Tigers Are Now Extinct In A Country Where They Used To Thrive

Endangered Siberian tigers fight for a wild bird at the Harbin Tiger Park in Harbin in northeastern China’s Heilongjiang province. CREDIT: AP PHOTO/NG HAN GUAN
Endangered Siberian tigers fight for a wild bird at the Harbin Tiger Park in Harbin in northeastern China’s Heilongjiang province. CREDIT: AP PHOTO/NG HAN GUAN

Six years after 13 countries pledged to double the number of tigers in the wild by 2020, the World Wildlife Fund (WWF) declared tigers “functionally extinct” in Cambodia on Wednesday.

According to WWF, the last wild tiger in the country was observed in 2007 thanks to a hidden camera in the Mondulkiri Protected Forest. Cambodia, one of the 13 countries in the world where tigers live, has approved a plan to reintroduce tigers into the Mondulkiri protected forest in eastern Cambodia, the Guardian reports. “We want two male tigers and five to six females tigers for the start,” said Keo Omaliss, director of the department of wildlife and biodiversity at the Forestry Administration, according to the Guardian. “This is a huge task.”

Though it may be a huge task, the announcement comes a week after researchers said in a study that forest loss has been lower than expected in tiger habitats, so there is enough space for tigers to come back from the brink of extinction, if habitats are preserved. Habitats are critical for any species, said Anup Joshi, one of the study’s authors, “and especially so with tigers, which need large areas to survive.”

Tigers are solitary animals apart from the connection between mother and cub. They traverse large territories and their size is determined mostly by the availability of prey. Joshi, a conservation biologist at the University of Minnesota, told ThinkProgress that out of the 76 conserved landscapes where tigers live, 29 were recognized as areas where tiger populations could double.


“Understanding this factor was hard in the past because of a lack of data and resolution of data,” said Joshi. But thanks to new easily accessible satellite data, researchers understand habitat stress like never before. They can even track logging or agricultural expansion almost in real time.

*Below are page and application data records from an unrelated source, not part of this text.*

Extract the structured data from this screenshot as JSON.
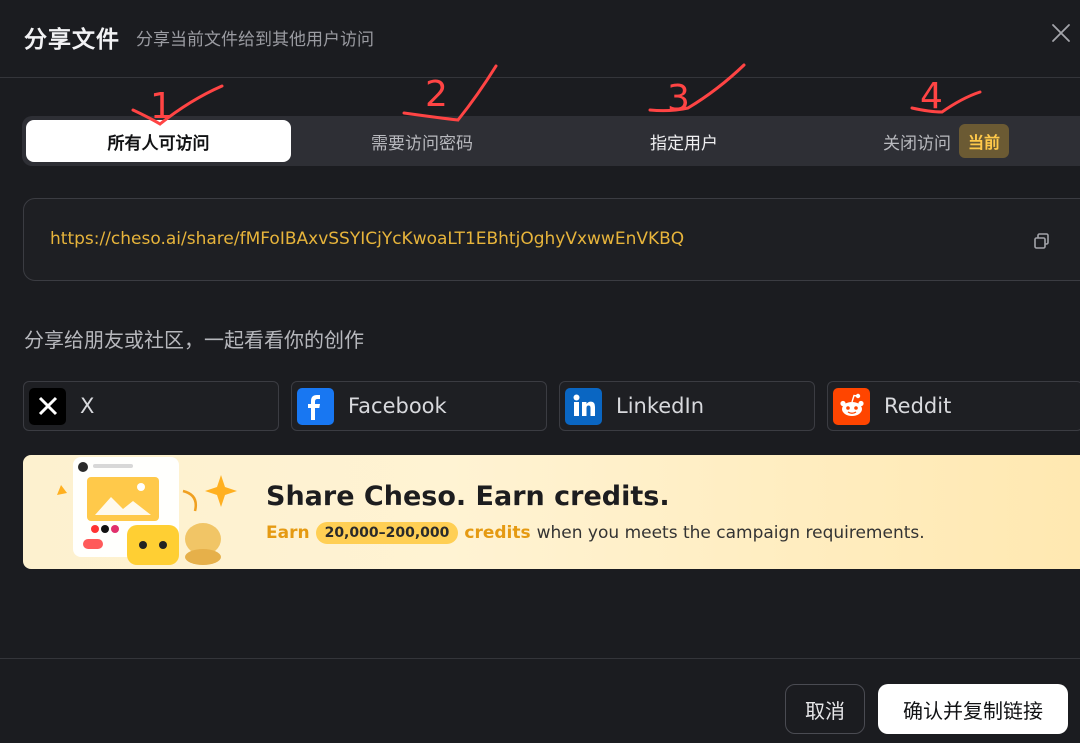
{
  "header": {
    "title": "分享文件",
    "subtitle": "分享当前文件给到其他用户访问"
  },
  "tabs": [
    {
      "label": "所有人可访问",
      "active": true
    },
    {
      "label": "需要访问密码",
      "active": false
    },
    {
      "label": "指定用户",
      "active": false
    },
    {
      "label": "关闭访问",
      "badge": "当前",
      "active": false
    }
  ],
  "annotations": [
    "1",
    "2",
    "3",
    "4"
  ],
  "share_link": "https://cheso.ai/share/fMFoIBAxvSSYICjYcKwoaLT1EBhtjOghyVxwwEnVKBQ",
  "share_label": "分享给朋友或社区，一起看看你的创作",
  "social": [
    {
      "label": "X",
      "icon": "x-logo-icon"
    },
    {
      "label": "Facebook",
      "icon": "facebook-logo-icon"
    },
    {
      "label": "LinkedIn",
      "icon": "linkedin-logo-icon"
    },
    {
      "label": "Reddit",
      "icon": "reddit-logo-icon"
    }
  ],
  "banner": {
    "title": "Share Cheso. Earn credits.",
    "earn": "Earn",
    "range": "20,000–200,000",
    "credits": "credits",
    "rest": "when you meets the campaign requirements."
  },
  "buttons": {
    "cancel": "取消",
    "confirm": "确认并复制链接"
  },
  "colors": {
    "background": "#1b1c20",
    "link": "#e7b43b",
    "badge_text": "#ffc94a",
    "annotation": "#ff4444"
  }
}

Less than 8 percent of global forested habitat was lost from 2001–2014, according to the study. Joshi said it shows overall habitat conservation efforts are working, though noted Cambodia, Indonesia, and Malaysia showed “a lot of loss.” The majority of tiger forest habitat loss was driven by the conversion of natural forest to plantations for agricultural commodities such as palm oil. Forest clearing since 2001 did away with habitat that could have supported an estimated 400 tigers, a devastating finding since the global tiger population is fewer than 3,500.

Though the tiger is still in peril, Eric Dinerstein, director of Biodiversity and Wildlife Solutions at Resolve, said their future could improve for multiple reasons. Dinerstein, also an author of the habitat study, told ThinkProgress scientists have found that there are only two kinds of genetically different tigers: the island tiger that is extinct everywhere but in Sumatra, and the mainland tiger that lives across Asia. Consequently, there is a bigger pool of tigers available for reintroduction, and that reintroduction is likely to work.

Moreover, countries are committed to bringing back the tiger. Next week, officials from the 13 countries where tigers live will meet in Delhi to discuss global goals. Joshi said he’ll pitch the use of habitat tracking technology available online thanks to Global Forest Watch for conservation purposes. And in the United States, the U.S. Fish and Wildlife Service said this week it will improve the regulation and monitoring of the country’s tiger population. The U.S. move could prove significant because it has an estimated 5,000 tigers in captivity — 95 percent of which are owned by individuals. It has no system to monitor exactly how many captive tigers there are, who owns them, when they’re sold and traded, and what happens to their parts when they die, WWF said.

Another reason to be hopeful about for tigers’ fate is that India’s tiger population has grown even though the country has dense and sprawling agriculture, Dinerstein said. And while governance may be an issue in Cambodia, he said Nepal shows that tourism and revenue sharing with locals creates disincentives to poaching. So doubling the tiger population is more than possible. “I think we are going to get there,” he said.